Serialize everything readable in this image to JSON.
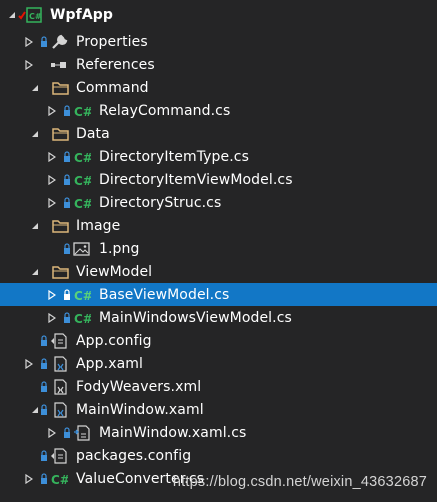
{
  "project": {
    "name": "WpfApp"
  },
  "items": [
    {
      "label": "Properties"
    },
    {
      "label": "References"
    },
    {
      "label": "Command"
    },
    {
      "label": "RelayCommand.cs"
    },
    {
      "label": "Data"
    },
    {
      "label": "DirectoryItemType.cs"
    },
    {
      "label": "DirectoryItemViewModel.cs"
    },
    {
      "label": "DirectoryStruc.cs"
    },
    {
      "label": "Image"
    },
    {
      "label": "1.png"
    },
    {
      "label": "ViewModel"
    },
    {
      "label": "BaseViewModel.cs"
    },
    {
      "label": "MainWindowsViewModel.cs"
    },
    {
      "label": "App.config"
    },
    {
      "label": "App.xaml"
    },
    {
      "label": "FodyWeavers.xml"
    },
    {
      "label": "MainWindow.xaml"
    },
    {
      "label": "MainWindow.xaml.cs"
    },
    {
      "label": "packages.config"
    },
    {
      "label": "ValueConverter.cs"
    }
  ],
  "watermark": "https://blog.csdn.net/weixin_43632687",
  "colors": {
    "background": "#252526",
    "selection": "#1277c6",
    "csharp_icon": "#35b35c",
    "folder": "#dcb67a",
    "lock": "#3d8fd9",
    "git_check": "#e51400"
  }
}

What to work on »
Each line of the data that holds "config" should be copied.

Your response »
      "label": "App.config"
      "label": "packages.config"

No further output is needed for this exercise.